§ ASSIGNED TASK: Whenever "ohlc" appears in a line, please copy that line from the data.

§ PROVIDED ENTRIES:

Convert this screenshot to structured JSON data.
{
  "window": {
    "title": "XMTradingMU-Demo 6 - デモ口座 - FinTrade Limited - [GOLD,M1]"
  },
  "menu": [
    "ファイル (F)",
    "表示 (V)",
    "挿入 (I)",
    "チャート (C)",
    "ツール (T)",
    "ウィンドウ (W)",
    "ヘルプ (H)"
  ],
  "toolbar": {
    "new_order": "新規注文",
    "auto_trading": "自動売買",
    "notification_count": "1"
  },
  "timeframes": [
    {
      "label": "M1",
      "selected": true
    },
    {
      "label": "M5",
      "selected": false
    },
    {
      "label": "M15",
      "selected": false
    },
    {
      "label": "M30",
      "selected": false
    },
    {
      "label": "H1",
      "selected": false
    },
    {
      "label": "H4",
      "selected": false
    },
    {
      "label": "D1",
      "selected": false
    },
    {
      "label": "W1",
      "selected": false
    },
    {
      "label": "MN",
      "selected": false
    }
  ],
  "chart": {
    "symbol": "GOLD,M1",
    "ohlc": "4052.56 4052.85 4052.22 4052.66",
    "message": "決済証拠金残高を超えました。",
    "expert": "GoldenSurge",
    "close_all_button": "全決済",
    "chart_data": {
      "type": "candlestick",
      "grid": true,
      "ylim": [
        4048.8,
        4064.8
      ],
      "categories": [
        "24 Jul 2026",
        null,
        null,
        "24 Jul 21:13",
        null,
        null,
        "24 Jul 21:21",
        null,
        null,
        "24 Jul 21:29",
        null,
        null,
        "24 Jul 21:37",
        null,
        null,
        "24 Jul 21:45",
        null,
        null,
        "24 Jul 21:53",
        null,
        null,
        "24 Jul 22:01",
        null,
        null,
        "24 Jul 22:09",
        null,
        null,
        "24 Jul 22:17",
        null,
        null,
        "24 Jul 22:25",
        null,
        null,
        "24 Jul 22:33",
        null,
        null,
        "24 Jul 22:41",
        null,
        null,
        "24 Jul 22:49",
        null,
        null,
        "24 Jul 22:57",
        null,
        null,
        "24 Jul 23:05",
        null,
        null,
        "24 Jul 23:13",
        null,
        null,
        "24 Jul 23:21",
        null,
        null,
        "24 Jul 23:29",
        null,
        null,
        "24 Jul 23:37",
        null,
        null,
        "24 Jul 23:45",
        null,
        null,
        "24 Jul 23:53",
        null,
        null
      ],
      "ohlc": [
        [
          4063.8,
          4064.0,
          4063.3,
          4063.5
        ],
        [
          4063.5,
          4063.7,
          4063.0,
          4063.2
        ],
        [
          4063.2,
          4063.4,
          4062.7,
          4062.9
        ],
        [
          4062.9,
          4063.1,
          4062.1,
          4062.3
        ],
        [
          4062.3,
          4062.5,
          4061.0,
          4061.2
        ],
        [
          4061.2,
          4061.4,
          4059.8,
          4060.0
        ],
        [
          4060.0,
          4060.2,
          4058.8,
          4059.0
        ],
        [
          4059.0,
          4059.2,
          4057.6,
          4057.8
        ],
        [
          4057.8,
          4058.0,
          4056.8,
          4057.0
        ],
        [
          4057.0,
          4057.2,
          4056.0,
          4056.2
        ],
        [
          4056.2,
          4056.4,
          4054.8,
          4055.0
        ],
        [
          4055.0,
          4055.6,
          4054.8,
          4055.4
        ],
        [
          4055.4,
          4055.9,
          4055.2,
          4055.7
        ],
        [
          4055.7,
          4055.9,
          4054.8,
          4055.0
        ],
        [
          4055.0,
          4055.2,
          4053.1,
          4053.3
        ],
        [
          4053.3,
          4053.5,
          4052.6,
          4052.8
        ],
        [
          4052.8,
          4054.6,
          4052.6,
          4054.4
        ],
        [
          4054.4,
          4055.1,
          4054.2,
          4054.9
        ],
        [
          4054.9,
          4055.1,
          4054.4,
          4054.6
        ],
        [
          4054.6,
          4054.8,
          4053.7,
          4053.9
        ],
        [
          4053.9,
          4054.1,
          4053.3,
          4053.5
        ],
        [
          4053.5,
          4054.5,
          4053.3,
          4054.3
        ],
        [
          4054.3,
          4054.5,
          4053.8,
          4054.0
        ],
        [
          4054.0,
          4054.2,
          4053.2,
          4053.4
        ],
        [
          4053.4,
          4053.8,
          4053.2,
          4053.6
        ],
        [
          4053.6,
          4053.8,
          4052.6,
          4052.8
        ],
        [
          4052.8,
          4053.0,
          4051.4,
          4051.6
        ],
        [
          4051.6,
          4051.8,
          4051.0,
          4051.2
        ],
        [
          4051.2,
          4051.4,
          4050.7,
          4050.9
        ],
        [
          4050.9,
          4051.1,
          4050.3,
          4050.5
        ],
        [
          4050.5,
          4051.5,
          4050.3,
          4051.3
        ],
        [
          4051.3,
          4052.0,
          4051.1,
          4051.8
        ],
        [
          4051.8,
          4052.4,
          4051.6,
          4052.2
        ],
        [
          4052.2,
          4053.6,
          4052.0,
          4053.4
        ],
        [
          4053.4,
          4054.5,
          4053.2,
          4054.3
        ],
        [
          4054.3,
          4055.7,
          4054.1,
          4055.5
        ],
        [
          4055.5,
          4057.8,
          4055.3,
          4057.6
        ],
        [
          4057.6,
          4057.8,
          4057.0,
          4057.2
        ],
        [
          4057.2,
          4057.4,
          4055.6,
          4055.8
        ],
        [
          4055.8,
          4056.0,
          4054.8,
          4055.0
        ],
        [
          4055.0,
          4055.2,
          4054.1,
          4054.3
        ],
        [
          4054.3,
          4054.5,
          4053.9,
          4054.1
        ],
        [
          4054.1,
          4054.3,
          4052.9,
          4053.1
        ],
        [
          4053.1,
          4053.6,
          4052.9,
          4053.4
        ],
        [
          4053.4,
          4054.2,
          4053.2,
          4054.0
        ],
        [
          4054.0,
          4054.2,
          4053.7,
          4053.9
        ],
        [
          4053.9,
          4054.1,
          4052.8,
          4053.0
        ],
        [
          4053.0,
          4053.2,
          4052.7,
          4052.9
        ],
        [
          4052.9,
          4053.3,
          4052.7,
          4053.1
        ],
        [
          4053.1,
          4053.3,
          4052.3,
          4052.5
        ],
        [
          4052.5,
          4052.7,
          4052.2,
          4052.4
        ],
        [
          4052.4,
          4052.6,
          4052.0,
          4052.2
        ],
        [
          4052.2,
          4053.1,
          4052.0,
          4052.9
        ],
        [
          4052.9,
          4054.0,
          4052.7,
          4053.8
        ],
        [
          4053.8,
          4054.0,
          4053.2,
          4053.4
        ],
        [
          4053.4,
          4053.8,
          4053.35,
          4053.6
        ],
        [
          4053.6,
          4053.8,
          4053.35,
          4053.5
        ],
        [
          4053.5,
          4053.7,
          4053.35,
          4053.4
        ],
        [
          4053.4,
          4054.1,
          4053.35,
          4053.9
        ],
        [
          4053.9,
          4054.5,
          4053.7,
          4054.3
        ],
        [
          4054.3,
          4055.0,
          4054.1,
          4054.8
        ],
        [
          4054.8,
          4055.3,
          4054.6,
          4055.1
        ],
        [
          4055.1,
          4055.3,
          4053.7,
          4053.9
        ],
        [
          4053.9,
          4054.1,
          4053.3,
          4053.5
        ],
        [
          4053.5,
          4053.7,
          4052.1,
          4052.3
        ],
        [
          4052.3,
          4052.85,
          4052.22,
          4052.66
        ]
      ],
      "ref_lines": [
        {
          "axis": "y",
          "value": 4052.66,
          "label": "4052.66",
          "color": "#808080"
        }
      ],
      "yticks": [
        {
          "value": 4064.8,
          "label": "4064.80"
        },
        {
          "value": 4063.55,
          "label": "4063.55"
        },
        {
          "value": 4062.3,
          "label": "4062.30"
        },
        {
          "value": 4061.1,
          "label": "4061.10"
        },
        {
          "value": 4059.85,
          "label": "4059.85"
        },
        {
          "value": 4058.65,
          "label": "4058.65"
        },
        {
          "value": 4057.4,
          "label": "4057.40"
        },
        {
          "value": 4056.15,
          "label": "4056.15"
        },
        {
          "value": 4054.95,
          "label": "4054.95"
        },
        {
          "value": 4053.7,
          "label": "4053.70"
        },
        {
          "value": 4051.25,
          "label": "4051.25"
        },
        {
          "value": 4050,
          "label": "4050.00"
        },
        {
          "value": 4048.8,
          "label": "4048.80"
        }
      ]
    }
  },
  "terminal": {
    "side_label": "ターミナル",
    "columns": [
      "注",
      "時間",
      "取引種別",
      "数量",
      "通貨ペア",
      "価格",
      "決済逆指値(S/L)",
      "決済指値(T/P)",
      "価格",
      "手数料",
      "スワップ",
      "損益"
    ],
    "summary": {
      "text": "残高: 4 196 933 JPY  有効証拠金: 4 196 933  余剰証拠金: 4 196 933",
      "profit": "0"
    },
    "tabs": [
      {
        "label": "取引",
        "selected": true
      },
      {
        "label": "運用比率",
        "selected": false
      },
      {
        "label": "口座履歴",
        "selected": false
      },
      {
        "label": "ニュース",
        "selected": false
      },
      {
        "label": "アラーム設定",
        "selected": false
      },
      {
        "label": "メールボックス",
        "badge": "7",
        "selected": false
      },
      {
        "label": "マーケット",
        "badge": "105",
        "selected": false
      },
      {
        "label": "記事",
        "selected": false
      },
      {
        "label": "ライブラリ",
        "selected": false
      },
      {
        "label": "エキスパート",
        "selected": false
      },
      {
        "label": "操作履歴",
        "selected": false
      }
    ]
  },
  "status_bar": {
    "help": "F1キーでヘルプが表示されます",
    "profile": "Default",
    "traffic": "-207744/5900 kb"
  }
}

§ RESULT OF THE EXERCISE:
    "ohlc": "4052.56 4052.85 4052.22 4052.66",
      "ohlc": [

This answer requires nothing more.